Gamma-ray bursts (GRBs) are  the most powerful explosions in the Universe. They are powered by ultra-relativistic jets (highly collimated outflows moving at ~99.995% of the speed of light). The huge isotropic-equivalent gamma-ray luminosities of Lɣ,iso~1051 – 1054 erg/s of their brightest prompt emission phase places GRBs as the most (electromagnetically) luminous transient events in nature. This makes them detectable out to the far reaches of the Universe, from down to barely a billion years after the Big Bang. The exact radiation mechanism that produces this prompt emission is still a mystery. The two most popular candidates are synchrotron emission from relativistic electrons with a power-law energy distribution and Compton scattering of thermal radiation by warm electrons. Both mechanisms can explain the majority of the observed prompt GRB spectra equally well, making it hard to distinguish between them. However, they can lead to very different linear polarization, depending on the magnetic field geometry (for synchrotron emission) and the jet’s angular structure (for both). Therefore, high-sensitivity linear polarization measurements can help distinguish between them and reveal the dominant radiation mechanism. Moreover, for synchrotron emission they can also teach us about the magnetic field structure in the emission region.

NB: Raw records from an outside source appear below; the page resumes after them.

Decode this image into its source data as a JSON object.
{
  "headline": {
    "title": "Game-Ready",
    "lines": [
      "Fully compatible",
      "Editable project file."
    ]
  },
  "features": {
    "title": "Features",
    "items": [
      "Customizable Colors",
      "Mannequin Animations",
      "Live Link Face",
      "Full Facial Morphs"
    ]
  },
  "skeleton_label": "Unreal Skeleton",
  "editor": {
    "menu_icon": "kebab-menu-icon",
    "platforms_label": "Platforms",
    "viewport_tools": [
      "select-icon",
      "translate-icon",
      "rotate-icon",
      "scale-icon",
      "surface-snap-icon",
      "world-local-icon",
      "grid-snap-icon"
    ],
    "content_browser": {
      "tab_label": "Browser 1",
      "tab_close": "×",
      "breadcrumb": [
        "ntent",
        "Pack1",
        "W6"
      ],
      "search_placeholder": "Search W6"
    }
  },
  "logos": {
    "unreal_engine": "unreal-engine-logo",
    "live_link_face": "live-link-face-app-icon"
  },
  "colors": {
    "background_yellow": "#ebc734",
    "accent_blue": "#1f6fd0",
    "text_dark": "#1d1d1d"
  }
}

GRB Polarization: In this work, Dr. Ramandeep Gill (ARCO), Dr. Merlin Kole (University of Geneva) and Prof. Jonathan Granot (ARCO) provide a comprehensive review of the predictions for prompt GRB linear polarization from theoretical models and the current status of polarization measurements. The work gives a concise overview of the fundamental questions in GRB physics, namely what are the jet composition and dynamics, how and where is the energy dissipated, and what are the different candidate radiation mechanisms capable of producing the non-thermal prompt GRB spectrum. It presents relevant formulae and polarization predictions (both time-integrated and time-resolved) for different radiation mechanisms, magnetic field configurations (relevant for synchrotron emission), jet angular structures and dynamics. On the observational front, this work presents the basics of gamma-ray polarimetry and chronicles the GRB polarization measurements made by different detectors over the years. The figure shows example lightcurve (black) and time-resolved polarization (Π) curves for synchrotron emission from different magnetic field configurations in one realization of a uniform (lacking angular structure) jet seen at an angle from the symmetry axis of the jet (for a single pulse in the GRB prompt emission lightcurve).

The detailed polarization predictions presented in this work will enable observers to compare high-sensitivity measurements from upcoming gamma-ray polarimeters with theoretical models and constrain fundamental properties of the GRB relativistic jet and prompt emission mechanism.